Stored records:
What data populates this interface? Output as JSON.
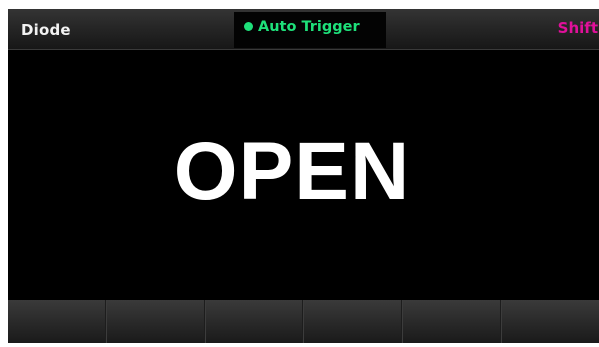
{
  "status_bar": {
    "mode": "Diode",
    "trigger": {
      "label": "Auto Trigger",
      "indicator_icon": "status-dot-icon",
      "color": "#1ee07a"
    },
    "shift": {
      "label": "Shift",
      "color": "#e0109a"
    }
  },
  "main": {
    "reading": "OPEN"
  },
  "softkeys": [
    {
      "label": ""
    },
    {
      "label": ""
    },
    {
      "label": ""
    },
    {
      "label": ""
    },
    {
      "label": ""
    },
    {
      "label": ""
    }
  ],
  "colors": {
    "background": "#000000",
    "text": "#ffffff"
  }
}
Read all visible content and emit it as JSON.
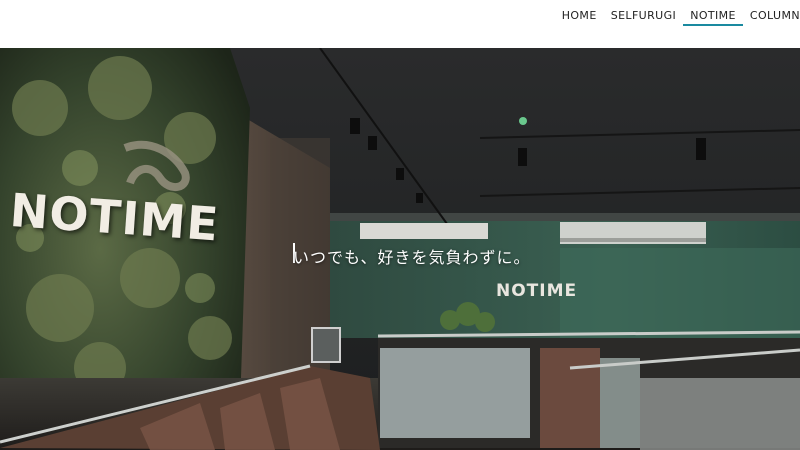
{
  "nav": {
    "items": [
      {
        "label": "HOME",
        "active": false
      },
      {
        "label": "SELFURUGI",
        "active": false
      },
      {
        "label": "NOTIME",
        "active": true
      },
      {
        "label": "COLUMN",
        "active": false
      }
    ],
    "active_color": "#1a8aa0"
  },
  "hero": {
    "tagline": "いつでも、好きを気負わずに。",
    "store_sign": "NOTIME",
    "wall_sign": "NOTIME"
  }
}
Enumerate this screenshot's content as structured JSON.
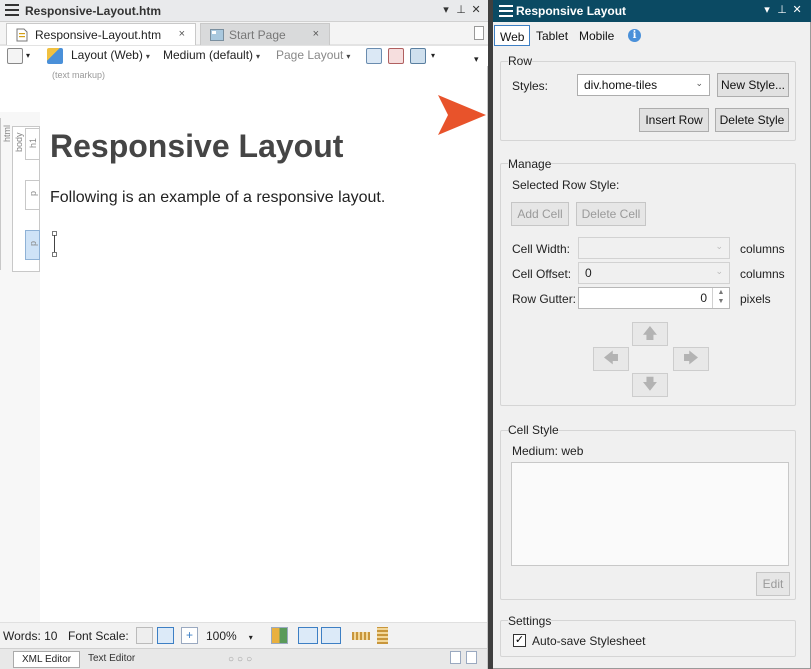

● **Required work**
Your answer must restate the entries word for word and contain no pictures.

● **Exercise answer**
What data populates this interface? Output as JSON.
{
  "status_bar": {
    "mode": "Diode",
    "trigger": {
      "label": "Auto Trigger",
      "indicator_icon": "status-dot-icon",
      "color": "#1ee07a"
    },
    "shift": {
      "label": "Shift",
      "color": "#e0109a"
    }
  },
  "main": {
    "reading": "OPEN"
  },
  "softkeys": [
    {
      "label": ""
    },
    {
      "label": ""
    },
    {
      "label": ""
    },
    {
      "label": ""
    },
    {
      "label": ""
    },
    {
      "label": ""
    }
  ],
  "colors": {
    "background": "#000000",
    "text": "#ffffff"
  }
}
Read all visible content and emit it as JSON.
{
  "nav": {
    "items": [
      {
        "label": "HOME",
        "active": false
      },
      {
        "label": "SELFURUGI",
        "active": false
      },
      {
        "label": "NOTIME",
        "active": true
      },
      {
        "label": "COLUMN",
        "active": false
      }
    ],
    "active_color": "#1a8aa0"
  },
  "hero": {
    "tagline": "いつでも、好きを気負わずに。",
    "store_sign": "NOTIME",
    "wall_sign": "NOTIME"
  }
}
Enumerate this screenshot's content as structured JSON.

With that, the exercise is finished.